((
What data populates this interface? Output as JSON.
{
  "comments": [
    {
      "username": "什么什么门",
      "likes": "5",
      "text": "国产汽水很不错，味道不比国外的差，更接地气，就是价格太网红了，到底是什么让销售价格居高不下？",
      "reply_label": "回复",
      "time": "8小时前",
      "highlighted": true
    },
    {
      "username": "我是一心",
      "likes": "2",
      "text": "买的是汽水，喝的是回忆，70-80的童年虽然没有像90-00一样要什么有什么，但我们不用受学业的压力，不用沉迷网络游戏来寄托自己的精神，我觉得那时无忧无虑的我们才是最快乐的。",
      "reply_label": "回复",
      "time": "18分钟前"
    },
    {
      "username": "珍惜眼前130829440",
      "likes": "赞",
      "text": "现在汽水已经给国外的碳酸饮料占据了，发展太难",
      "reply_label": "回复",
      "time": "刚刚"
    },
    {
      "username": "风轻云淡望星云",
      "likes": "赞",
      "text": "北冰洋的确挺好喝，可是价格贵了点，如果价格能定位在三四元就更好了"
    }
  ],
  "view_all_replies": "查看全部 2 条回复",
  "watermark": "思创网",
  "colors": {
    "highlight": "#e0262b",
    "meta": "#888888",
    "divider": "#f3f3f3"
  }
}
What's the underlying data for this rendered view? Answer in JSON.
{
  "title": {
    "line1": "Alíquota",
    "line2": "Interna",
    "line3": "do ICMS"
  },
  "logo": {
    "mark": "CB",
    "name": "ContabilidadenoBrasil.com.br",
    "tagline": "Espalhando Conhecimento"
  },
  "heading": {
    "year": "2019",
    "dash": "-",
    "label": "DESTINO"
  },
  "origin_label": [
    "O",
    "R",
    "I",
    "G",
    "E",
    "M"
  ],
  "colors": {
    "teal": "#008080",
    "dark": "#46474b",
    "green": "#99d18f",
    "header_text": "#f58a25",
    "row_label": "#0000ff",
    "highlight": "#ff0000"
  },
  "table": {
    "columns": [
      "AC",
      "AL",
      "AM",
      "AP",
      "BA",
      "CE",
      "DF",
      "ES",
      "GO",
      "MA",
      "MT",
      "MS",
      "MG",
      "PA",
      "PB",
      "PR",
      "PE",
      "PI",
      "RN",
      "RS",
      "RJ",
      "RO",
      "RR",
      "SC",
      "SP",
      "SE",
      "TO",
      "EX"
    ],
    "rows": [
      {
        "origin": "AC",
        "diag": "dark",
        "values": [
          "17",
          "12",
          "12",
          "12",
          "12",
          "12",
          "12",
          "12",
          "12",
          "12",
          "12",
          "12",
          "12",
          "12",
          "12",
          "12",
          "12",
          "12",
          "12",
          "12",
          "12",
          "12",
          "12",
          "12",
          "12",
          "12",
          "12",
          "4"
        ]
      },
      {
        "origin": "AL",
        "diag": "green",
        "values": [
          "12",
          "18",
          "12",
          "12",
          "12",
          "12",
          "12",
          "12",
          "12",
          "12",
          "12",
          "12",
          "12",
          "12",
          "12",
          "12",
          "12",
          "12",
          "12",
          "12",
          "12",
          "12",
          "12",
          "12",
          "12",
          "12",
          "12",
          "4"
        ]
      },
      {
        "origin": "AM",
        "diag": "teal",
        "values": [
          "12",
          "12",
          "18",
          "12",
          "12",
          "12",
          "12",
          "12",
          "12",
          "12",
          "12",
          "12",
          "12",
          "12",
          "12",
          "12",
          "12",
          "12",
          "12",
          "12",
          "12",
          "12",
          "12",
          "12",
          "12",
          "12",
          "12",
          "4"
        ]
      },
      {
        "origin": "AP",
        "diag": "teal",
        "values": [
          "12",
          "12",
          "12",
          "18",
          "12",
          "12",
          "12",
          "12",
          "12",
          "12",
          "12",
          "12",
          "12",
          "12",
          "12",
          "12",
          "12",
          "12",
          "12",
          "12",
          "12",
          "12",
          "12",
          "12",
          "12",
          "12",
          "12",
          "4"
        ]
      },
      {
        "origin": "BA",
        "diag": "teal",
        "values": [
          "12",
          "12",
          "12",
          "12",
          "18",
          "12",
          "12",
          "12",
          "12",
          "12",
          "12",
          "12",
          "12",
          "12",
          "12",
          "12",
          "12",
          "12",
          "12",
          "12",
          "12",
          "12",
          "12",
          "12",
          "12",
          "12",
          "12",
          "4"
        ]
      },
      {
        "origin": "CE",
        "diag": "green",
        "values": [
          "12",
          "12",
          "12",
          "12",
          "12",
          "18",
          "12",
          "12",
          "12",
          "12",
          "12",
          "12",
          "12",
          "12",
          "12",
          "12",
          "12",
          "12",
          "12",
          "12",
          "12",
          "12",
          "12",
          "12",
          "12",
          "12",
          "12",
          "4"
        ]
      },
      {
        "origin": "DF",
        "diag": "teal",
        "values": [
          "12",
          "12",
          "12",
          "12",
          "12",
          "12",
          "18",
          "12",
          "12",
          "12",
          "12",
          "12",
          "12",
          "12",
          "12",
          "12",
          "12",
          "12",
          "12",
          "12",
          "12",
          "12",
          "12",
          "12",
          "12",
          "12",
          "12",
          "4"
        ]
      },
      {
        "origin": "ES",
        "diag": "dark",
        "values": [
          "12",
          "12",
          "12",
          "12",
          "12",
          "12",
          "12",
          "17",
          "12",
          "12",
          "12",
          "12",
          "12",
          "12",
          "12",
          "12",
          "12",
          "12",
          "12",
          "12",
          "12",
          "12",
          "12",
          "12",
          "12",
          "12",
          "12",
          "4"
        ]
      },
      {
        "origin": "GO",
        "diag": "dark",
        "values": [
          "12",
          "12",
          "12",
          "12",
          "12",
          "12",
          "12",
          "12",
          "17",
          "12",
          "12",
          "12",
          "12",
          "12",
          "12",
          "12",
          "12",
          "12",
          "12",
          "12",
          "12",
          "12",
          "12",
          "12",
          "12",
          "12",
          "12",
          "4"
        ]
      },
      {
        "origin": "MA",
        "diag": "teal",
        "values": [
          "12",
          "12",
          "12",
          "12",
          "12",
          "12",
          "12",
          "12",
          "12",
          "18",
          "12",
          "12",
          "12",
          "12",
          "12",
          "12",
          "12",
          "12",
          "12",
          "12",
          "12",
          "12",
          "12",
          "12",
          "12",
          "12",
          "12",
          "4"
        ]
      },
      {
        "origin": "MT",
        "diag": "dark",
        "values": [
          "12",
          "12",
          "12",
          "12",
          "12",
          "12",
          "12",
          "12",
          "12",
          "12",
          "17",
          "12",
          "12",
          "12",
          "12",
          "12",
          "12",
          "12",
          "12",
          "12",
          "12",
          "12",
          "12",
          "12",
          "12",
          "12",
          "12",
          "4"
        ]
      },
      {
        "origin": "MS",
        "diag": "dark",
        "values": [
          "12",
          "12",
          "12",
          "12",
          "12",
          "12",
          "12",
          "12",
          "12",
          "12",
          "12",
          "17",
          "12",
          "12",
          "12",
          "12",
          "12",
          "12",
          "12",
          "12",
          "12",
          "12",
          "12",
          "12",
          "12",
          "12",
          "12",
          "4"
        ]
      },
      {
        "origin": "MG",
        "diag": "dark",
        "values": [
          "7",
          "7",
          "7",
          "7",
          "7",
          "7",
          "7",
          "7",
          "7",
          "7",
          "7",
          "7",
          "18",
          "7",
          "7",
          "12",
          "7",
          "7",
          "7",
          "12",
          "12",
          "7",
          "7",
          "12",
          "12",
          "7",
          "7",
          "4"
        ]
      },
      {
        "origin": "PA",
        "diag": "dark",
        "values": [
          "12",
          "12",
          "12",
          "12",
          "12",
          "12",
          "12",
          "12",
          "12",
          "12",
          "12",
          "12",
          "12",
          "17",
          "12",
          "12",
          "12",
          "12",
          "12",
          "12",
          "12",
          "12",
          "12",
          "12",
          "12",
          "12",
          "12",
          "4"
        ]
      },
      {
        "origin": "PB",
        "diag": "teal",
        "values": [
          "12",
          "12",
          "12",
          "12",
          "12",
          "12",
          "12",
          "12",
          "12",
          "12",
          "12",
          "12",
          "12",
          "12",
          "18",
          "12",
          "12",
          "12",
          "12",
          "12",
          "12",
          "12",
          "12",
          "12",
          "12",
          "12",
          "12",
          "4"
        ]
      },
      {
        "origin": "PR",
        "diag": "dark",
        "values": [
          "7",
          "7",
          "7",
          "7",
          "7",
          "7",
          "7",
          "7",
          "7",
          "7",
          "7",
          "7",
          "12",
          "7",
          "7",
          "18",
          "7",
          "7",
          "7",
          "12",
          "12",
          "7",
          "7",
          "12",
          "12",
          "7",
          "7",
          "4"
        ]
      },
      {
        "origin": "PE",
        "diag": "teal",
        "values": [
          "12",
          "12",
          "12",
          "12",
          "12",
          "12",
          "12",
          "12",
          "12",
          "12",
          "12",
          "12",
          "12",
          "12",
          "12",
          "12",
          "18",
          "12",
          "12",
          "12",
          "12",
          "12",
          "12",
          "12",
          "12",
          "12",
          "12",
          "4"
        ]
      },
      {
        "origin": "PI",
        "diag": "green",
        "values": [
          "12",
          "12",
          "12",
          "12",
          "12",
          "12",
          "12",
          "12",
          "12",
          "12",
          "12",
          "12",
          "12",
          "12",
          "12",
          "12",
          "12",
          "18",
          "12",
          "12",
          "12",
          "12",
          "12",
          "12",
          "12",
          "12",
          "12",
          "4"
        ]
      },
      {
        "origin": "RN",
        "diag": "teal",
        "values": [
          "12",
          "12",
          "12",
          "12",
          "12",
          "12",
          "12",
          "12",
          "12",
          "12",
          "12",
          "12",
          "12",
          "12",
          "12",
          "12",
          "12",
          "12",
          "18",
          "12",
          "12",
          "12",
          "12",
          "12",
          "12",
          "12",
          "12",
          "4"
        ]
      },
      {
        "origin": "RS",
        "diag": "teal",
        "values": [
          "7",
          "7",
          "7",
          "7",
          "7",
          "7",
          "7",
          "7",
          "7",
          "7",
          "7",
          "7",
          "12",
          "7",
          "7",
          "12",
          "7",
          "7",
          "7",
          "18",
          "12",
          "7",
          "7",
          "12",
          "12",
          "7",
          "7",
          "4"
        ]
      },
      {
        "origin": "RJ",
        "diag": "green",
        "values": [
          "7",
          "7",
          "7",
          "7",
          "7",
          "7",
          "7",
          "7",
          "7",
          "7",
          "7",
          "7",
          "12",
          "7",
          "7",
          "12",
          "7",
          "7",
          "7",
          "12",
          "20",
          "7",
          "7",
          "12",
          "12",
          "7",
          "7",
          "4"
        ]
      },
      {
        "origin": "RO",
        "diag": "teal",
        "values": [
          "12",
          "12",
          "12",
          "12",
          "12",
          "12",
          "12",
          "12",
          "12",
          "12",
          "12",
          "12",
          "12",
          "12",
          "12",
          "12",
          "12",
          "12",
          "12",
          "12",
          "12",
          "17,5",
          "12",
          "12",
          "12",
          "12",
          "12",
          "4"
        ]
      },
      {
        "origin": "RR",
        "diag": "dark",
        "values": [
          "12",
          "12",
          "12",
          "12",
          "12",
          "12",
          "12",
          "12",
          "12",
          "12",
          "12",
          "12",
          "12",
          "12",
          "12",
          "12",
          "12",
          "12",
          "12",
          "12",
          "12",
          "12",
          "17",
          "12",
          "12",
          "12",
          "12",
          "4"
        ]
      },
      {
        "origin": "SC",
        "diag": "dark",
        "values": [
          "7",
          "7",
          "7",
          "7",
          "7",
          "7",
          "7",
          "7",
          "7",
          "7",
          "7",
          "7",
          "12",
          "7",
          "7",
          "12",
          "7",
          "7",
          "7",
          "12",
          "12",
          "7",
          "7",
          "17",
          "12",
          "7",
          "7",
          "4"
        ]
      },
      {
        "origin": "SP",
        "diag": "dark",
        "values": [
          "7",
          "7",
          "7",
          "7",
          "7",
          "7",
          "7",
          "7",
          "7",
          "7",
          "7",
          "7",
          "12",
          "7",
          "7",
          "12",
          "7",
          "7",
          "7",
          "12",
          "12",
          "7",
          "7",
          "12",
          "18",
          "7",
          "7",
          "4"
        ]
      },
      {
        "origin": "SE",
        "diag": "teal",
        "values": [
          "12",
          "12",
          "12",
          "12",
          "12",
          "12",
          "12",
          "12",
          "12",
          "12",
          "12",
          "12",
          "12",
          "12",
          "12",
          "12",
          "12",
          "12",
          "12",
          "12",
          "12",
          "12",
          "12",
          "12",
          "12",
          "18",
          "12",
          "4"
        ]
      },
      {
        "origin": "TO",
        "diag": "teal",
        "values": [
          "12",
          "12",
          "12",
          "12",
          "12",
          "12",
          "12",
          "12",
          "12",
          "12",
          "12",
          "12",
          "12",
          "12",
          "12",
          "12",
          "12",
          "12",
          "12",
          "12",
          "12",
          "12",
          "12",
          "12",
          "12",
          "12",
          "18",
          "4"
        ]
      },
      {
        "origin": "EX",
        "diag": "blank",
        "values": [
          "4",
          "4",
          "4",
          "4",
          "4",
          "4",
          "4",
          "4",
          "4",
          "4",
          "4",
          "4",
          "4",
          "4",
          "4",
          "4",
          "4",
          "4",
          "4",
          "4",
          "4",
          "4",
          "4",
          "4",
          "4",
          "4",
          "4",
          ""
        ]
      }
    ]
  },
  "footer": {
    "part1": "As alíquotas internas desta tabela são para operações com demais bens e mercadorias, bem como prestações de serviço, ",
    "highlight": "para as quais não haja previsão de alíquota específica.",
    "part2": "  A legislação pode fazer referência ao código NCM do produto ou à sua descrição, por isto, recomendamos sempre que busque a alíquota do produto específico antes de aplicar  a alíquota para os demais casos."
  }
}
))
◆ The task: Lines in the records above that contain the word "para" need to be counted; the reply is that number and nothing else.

◆ Final answer: 3